Let me call it more like sluggish “OldTimers” vs quick thinking “NewSmartGeneration”!

Have you ever visited local “day-traders” gathering down town Jewish quarter in New York , I have done it and I tell you this. –I was fucking scared seeing the way they trading..... I am not even close to them breeds.
"Mainstream new-comers within the economy of today" love using the word “novice-day-trader”, like they are talking about a hypothetical or fictional being from outer space, especially the intelligent one.
I am at my 40’s, have traded violently 15-18 years and consider myself someone to know how NOT losing money.
I cant imagine situation where I live impoverished and austerely while having $400-450K locked in long-term saving/shares and even worse “die rich”, I spend my profit on maintaining my home, boat, my custom choppers etc…. I am not going to embellish my bravados here to seem important. You're absolutely free to draw your conclusions fairly as you please.
As I wrote couple of threads before, my most important definitions/rules experiencing couple of years of trading are;
  • Activate the"Fill or Kill" advance trading.
  • Up 4% down 2% ......sell (extinguish)!
  • Absolute liquidity on a Friday eve.
There are weeks I am absolutely clean and unloaded with full liquidty, waiting!
NEVER ever lost a penny at least and during my last 15 years of trading. I see myself more like William Delbert Gann than today's fearless jewish "day traders".
Good lil emotional essay 😁😂 🤣
 
Likes: Bache Tehroon
Jul 5, 2009
2,780
255
South Dakota
Years back and as a recent graduate I worked for a foreign based company, where they came up with a share-program for all employees.
There were easy rules;
You buy a share, you get one additional for free from the company.
There was a limit on the number of shares you could own within this program, there were two different packages regarding the number of shares you could be assigned to.
You did not need savings of your own of any kind to participate in that program, the company disposed low interest loan from a well-known bank.
Now, you signed to keep these shares in your possession for (3-5 years), at the expiration day you could retain shares of whatever value, the only condition was to repay the loan to the bank in full, interesting part was that you had the right to get rid of the shares (they were registered on your brokerage account and could be unloaded in the free market) whenever you wanted, as far as you repaid the loan immediately to the bank.

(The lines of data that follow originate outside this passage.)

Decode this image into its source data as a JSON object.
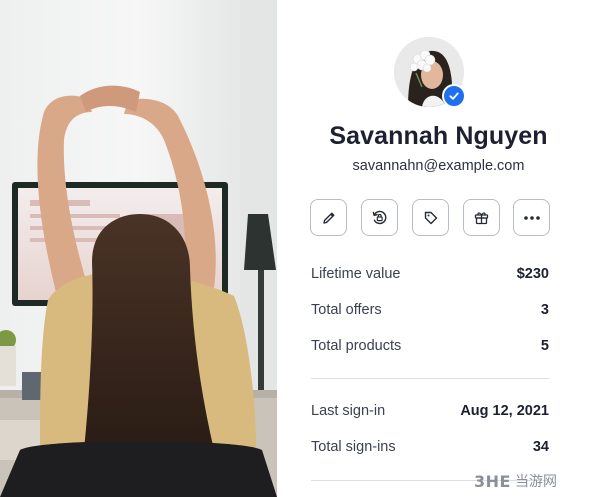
{
  "photo": {
    "alt_icon": "woman-stretching-at-desk-photo"
  },
  "profile": {
    "name": "Savannah Nguyen",
    "email": "savannahn@example.com",
    "avatar_icon": "avatar-portrait",
    "verified_icon": "verified-check-icon"
  },
  "actions": [
    {
      "icon": "pencil-icon"
    },
    {
      "icon": "refresh-lock-icon"
    },
    {
      "icon": "tag-icon"
    },
    {
      "icon": "gift-icon"
    },
    {
      "icon": "more-icon"
    }
  ],
  "stats": [
    {
      "label": "Lifetime value",
      "value": "$230"
    },
    {
      "label": "Total offers",
      "value": "3"
    },
    {
      "label": "Total products",
      "value": "5"
    }
  ],
  "activity": [
    {
      "label": "Last sign-in",
      "value": "Aug 12, 2021"
    },
    {
      "label": "Total sign-ins",
      "value": "34"
    }
  ],
  "watermark": {
    "logo": "3HE",
    "text": "当游网"
  },
  "colors": {
    "accent": "#1f6ff0",
    "border": "#b9bdc6",
    "text": "#1c2030",
    "muted": "#3a4050"
  }
}
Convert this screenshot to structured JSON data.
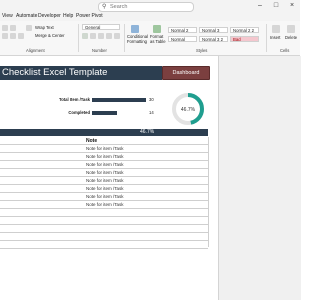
{
  "titlebar": {
    "search_icon": "magnifier-icon",
    "search_placeholder": "Search"
  },
  "menu": [
    "View",
    "Automate",
    "Developer",
    "Help",
    "Power Pivot"
  ],
  "ribbon": {
    "font_name": "Century",
    "wrap_text": "Wrap Text",
    "merge_center": "Merge & Center",
    "number_format": "General",
    "conditional_formatting": "Conditional Formatting",
    "format_as_table": "Format as Table",
    "styles": [
      {
        "label": "Normal 2",
        "bg": "#ffffff"
      },
      {
        "label": "Normal 3",
        "bg": "#ffffff"
      },
      {
        "label": "Normal 2 2",
        "bg": "#ffffff"
      },
      {
        "label": "Normal",
        "bg": "#ffffff"
      },
      {
        "label": "Normal 3 2",
        "bg": "#ffffff"
      },
      {
        "label": "Bad",
        "bg": "#f4c7ce"
      }
    ],
    "insert": "Insert",
    "delete": "Delete",
    "group_alignment": "Alignment",
    "group_number": "Number",
    "group_styles": "Styles",
    "group_cells": "Cells"
  },
  "sheet": {
    "title": "Checklist Excel Template",
    "dashboard_button": "Dashboard",
    "total_label": "Total Item /Task",
    "total_value": "30",
    "completed_label": "Completed",
    "completed_value": "14",
    "completed_fraction": 0.467,
    "percent_text": "46.7%",
    "band_text": "46.7%",
    "note_header": "Note",
    "note_rows": [
      "Note for item /Task",
      "Note for item /Task",
      "Note for item /Task",
      "Note for item /Task",
      "Note for item /Task",
      "Note for item /Task",
      "Note for item /Task",
      "Note for item /Task",
      "",
      "",
      "",
      "",
      ""
    ],
    "colors": {
      "navy": "#2c3e50",
      "accent": "#1f9e8f",
      "button": "#7b3f3f"
    }
  }
}
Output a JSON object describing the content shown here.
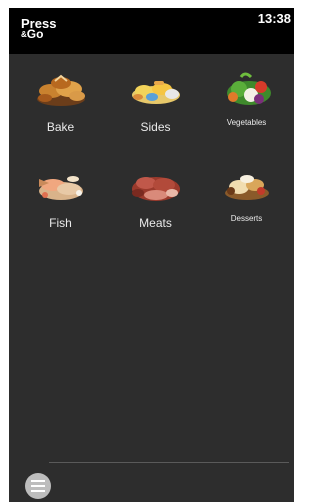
{
  "header": {
    "brand_line1": "Press",
    "brand_amp": "&",
    "brand_line2": "Go",
    "time": "13:38"
  },
  "categories": [
    {
      "label": "Bake",
      "icon": "bread-icon"
    },
    {
      "label": "Sides",
      "icon": "sides-icon"
    },
    {
      "label": "Vegetables",
      "icon": "vegetables-icon"
    },
    {
      "label": "Fish",
      "icon": "fish-icon"
    },
    {
      "label": "Meats",
      "icon": "meats-icon"
    },
    {
      "label": "Desserts",
      "icon": "desserts-icon"
    }
  ],
  "footer": {
    "menu_icon": "menu-icon"
  }
}
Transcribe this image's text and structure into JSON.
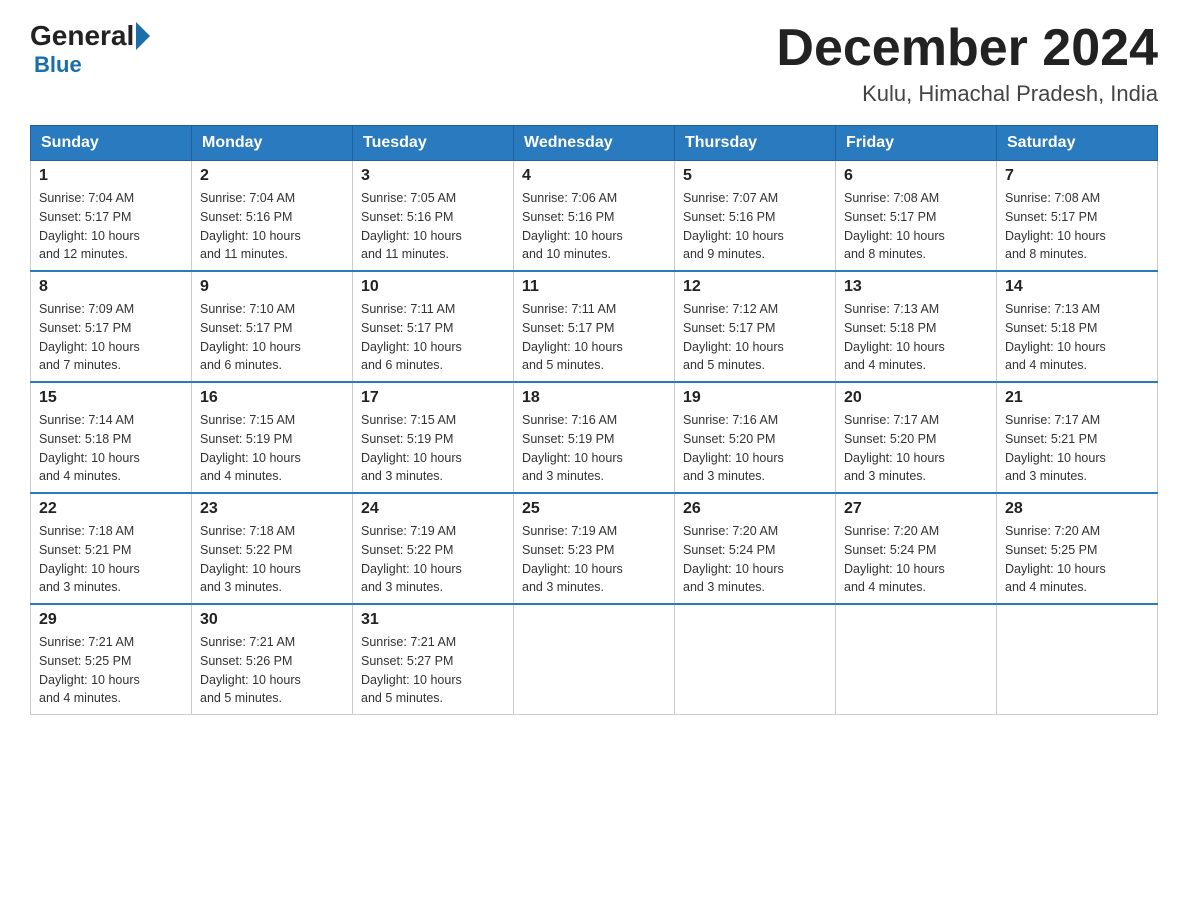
{
  "logo": {
    "general": "General",
    "blue": "Blue"
  },
  "header": {
    "title": "December 2024",
    "subtitle": "Kulu, Himachal Pradesh, India"
  },
  "days_of_week": [
    "Sunday",
    "Monday",
    "Tuesday",
    "Wednesday",
    "Thursday",
    "Friday",
    "Saturday"
  ],
  "weeks": [
    [
      {
        "day": "1",
        "sunrise": "7:04 AM",
        "sunset": "5:17 PM",
        "daylight": "10 hours and 12 minutes."
      },
      {
        "day": "2",
        "sunrise": "7:04 AM",
        "sunset": "5:16 PM",
        "daylight": "10 hours and 11 minutes."
      },
      {
        "day": "3",
        "sunrise": "7:05 AM",
        "sunset": "5:16 PM",
        "daylight": "10 hours and 11 minutes."
      },
      {
        "day": "4",
        "sunrise": "7:06 AM",
        "sunset": "5:16 PM",
        "daylight": "10 hours and 10 minutes."
      },
      {
        "day": "5",
        "sunrise": "7:07 AM",
        "sunset": "5:16 PM",
        "daylight": "10 hours and 9 minutes."
      },
      {
        "day": "6",
        "sunrise": "7:08 AM",
        "sunset": "5:17 PM",
        "daylight": "10 hours and 8 minutes."
      },
      {
        "day": "7",
        "sunrise": "7:08 AM",
        "sunset": "5:17 PM",
        "daylight": "10 hours and 8 minutes."
      }
    ],
    [
      {
        "day": "8",
        "sunrise": "7:09 AM",
        "sunset": "5:17 PM",
        "daylight": "10 hours and 7 minutes."
      },
      {
        "day": "9",
        "sunrise": "7:10 AM",
        "sunset": "5:17 PM",
        "daylight": "10 hours and 6 minutes."
      },
      {
        "day": "10",
        "sunrise": "7:11 AM",
        "sunset": "5:17 PM",
        "daylight": "10 hours and 6 minutes."
      },
      {
        "day": "11",
        "sunrise": "7:11 AM",
        "sunset": "5:17 PM",
        "daylight": "10 hours and 5 minutes."
      },
      {
        "day": "12",
        "sunrise": "7:12 AM",
        "sunset": "5:17 PM",
        "daylight": "10 hours and 5 minutes."
      },
      {
        "day": "13",
        "sunrise": "7:13 AM",
        "sunset": "5:18 PM",
        "daylight": "10 hours and 4 minutes."
      },
      {
        "day": "14",
        "sunrise": "7:13 AM",
        "sunset": "5:18 PM",
        "daylight": "10 hours and 4 minutes."
      }
    ],
    [
      {
        "day": "15",
        "sunrise": "7:14 AM",
        "sunset": "5:18 PM",
        "daylight": "10 hours and 4 minutes."
      },
      {
        "day": "16",
        "sunrise": "7:15 AM",
        "sunset": "5:19 PM",
        "daylight": "10 hours and 4 minutes."
      },
      {
        "day": "17",
        "sunrise": "7:15 AM",
        "sunset": "5:19 PM",
        "daylight": "10 hours and 3 minutes."
      },
      {
        "day": "18",
        "sunrise": "7:16 AM",
        "sunset": "5:19 PM",
        "daylight": "10 hours and 3 minutes."
      },
      {
        "day": "19",
        "sunrise": "7:16 AM",
        "sunset": "5:20 PM",
        "daylight": "10 hours and 3 minutes."
      },
      {
        "day": "20",
        "sunrise": "7:17 AM",
        "sunset": "5:20 PM",
        "daylight": "10 hours and 3 minutes."
      },
      {
        "day": "21",
        "sunrise": "7:17 AM",
        "sunset": "5:21 PM",
        "daylight": "10 hours and 3 minutes."
      }
    ],
    [
      {
        "day": "22",
        "sunrise": "7:18 AM",
        "sunset": "5:21 PM",
        "daylight": "10 hours and 3 minutes."
      },
      {
        "day": "23",
        "sunrise": "7:18 AM",
        "sunset": "5:22 PM",
        "daylight": "10 hours and 3 minutes."
      },
      {
        "day": "24",
        "sunrise": "7:19 AM",
        "sunset": "5:22 PM",
        "daylight": "10 hours and 3 minutes."
      },
      {
        "day": "25",
        "sunrise": "7:19 AM",
        "sunset": "5:23 PM",
        "daylight": "10 hours and 3 minutes."
      },
      {
        "day": "26",
        "sunrise": "7:20 AM",
        "sunset": "5:24 PM",
        "daylight": "10 hours and 3 minutes."
      },
      {
        "day": "27",
        "sunrise": "7:20 AM",
        "sunset": "5:24 PM",
        "daylight": "10 hours and 4 minutes."
      },
      {
        "day": "28",
        "sunrise": "7:20 AM",
        "sunset": "5:25 PM",
        "daylight": "10 hours and 4 minutes."
      }
    ],
    [
      {
        "day": "29",
        "sunrise": "7:21 AM",
        "sunset": "5:25 PM",
        "daylight": "10 hours and 4 minutes."
      },
      {
        "day": "30",
        "sunrise": "7:21 AM",
        "sunset": "5:26 PM",
        "daylight": "10 hours and 5 minutes."
      },
      {
        "day": "31",
        "sunrise": "7:21 AM",
        "sunset": "5:27 PM",
        "daylight": "10 hours and 5 minutes."
      },
      null,
      null,
      null,
      null
    ]
  ],
  "labels": {
    "sunrise": "Sunrise:",
    "sunset": "Sunset:",
    "daylight": "Daylight:"
  }
}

I still remember (I quit my job at the company the following year, going over working as a consultant) there were people who kept the shares until the last day, when the value of the assets had crept below the level of the day when the program was signed. Admittedly, the employee did not make any major loss (they stood for the deductible interest they paid to the bank for the loan during 3-5 years, the loan itself being cared of by the company).

Lesson learned;
Quite a lot of employees kept their shares "they sure thought they long-term investing for full house". There were no earning at all doing that.
I sold mine on the market a couple of months later when they were registered, tripled up, repaid the loan to the bank, also paid the profit-tax for selling my shares earlier than agreed, I had $29K clean profit in my hands which I invested, buying 2 new guitars, which are worth more than gold today.